In April, the monthly meeting of the Marshall County Energy Exploration Task Force was held in the Dallas area of Marshall County. On Tuesday, officials involved with the task force shared the information they had learned and offered what they are doing to calm the concerns of Dallas residents.
"Going in, we didn't know what to expect," said Marshall County Commissioner Jason "Jake" Padlow. "Everyone was very cooperative, and we were there to listen."
Photo by J.W. Johnson Jr.
Marshall County Emergency Management Director Tom Hart and Deputy Director Mike Mucheck listen Tuesday during a meeting of the Marshall County Energy Exploration Task Force.
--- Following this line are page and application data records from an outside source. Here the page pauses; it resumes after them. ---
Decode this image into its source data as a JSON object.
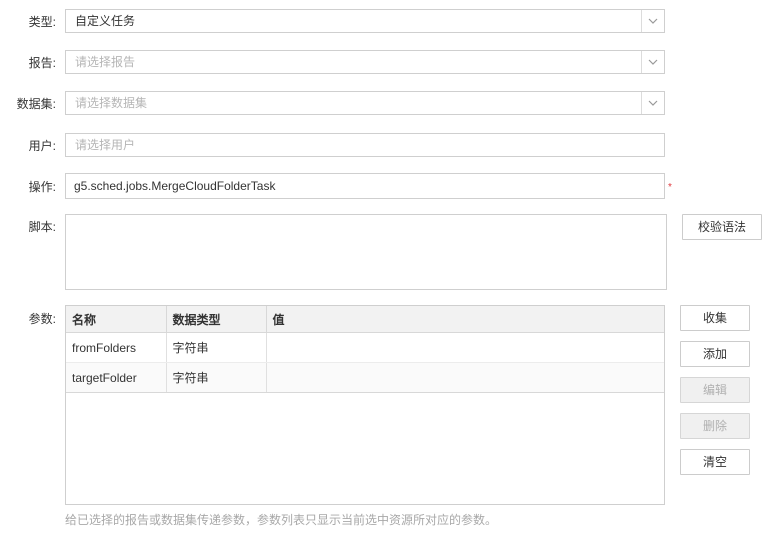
{
  "form": {
    "type": {
      "label": "类型:",
      "value": "自定义任务"
    },
    "report": {
      "label": "报告:",
      "placeholder": "请选择报告"
    },
    "dataset": {
      "label": "数据集:",
      "placeholder": "请选择数据集"
    },
    "user": {
      "label": "用户:",
      "placeholder": "请选择用户"
    },
    "action": {
      "label": "操作:",
      "value": "g5.sched.jobs.MergeCloudFolderTask",
      "required_mark": "*"
    },
    "script": {
      "label": "脚本:",
      "value": "",
      "validate_button": "校验语法"
    },
    "params": {
      "label": "参数:",
      "columns": [
        "名称",
        "数据类型",
        "值"
      ],
      "rows": [
        {
          "name": "fromFolders",
          "type": "字符串",
          "value": ""
        },
        {
          "name": "targetFolder",
          "type": "字符串",
          "value": ""
        }
      ],
      "buttons": {
        "collect": "收集",
        "add": "添加",
        "edit": "编辑",
        "delete": "删除",
        "clear": "清空"
      },
      "hint": "给已选择的报告或数据集传递参数，参数列表只显示当前选中资源所对应的参数。"
    }
  },
  "icons": {
    "dropdown": "chevron-down-icon"
  },
  "colors": {
    "required": "#e0393e",
    "border": "#cfcfcf",
    "header_bg": "#f2f2f2"
  }
}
Padlow and Marshall County Sheriff John Gruzinskas said truck traffic and high speeds were the main concerns of residents in the area. A number of residents specifically cited Consol Energy Inc. as an offender and said workers going to and from mines in the area were not obeying posted speed limits. Since that time, however, Padlow said he has spoken with representatives from those mines, and the word has been passed along.
"I think it was a case of a few guys ruining it for everyone," he said.
Gruzinskas said since that meeting, he has stationed officers in the area, though they have found things to be quiet.
"It could be the case of 'when the cat is away, the mice will play,'" he said. "The true test will be to see if everyone still complies when we aren't there."
Also during Tuesday's meeting, West Virginia Department of Transportation Administrator James McCune said though much of the blame for deteriorating roads has been put on gas drilling trucks, the companies that own those trucks have been doing their part to help keep the roads passable. Specifically, McCune said CNX, a subsidiary of Consol, has done repair work on Fork Ridge and Chesapeake Energy has replaced a section of Walnut Grove Road. Additionally, work has been done to Oklahoma Road near Dallas, and Caiman Energy has fixed numerous slips in the county.
McCune said though companies are working hard to help keep the roads passable, more help is needed.
The DOT "just cannot keep up with all the work," he said. "We are doing the best we can, but we need the help of the companies to stay on top of things."
Padlow echoed McCune and added the county will continue to adapt to the influx of drilling.
"We have been an industrial county for hundreds of years," he said. "This is nothing new to us, but we need your help along the way."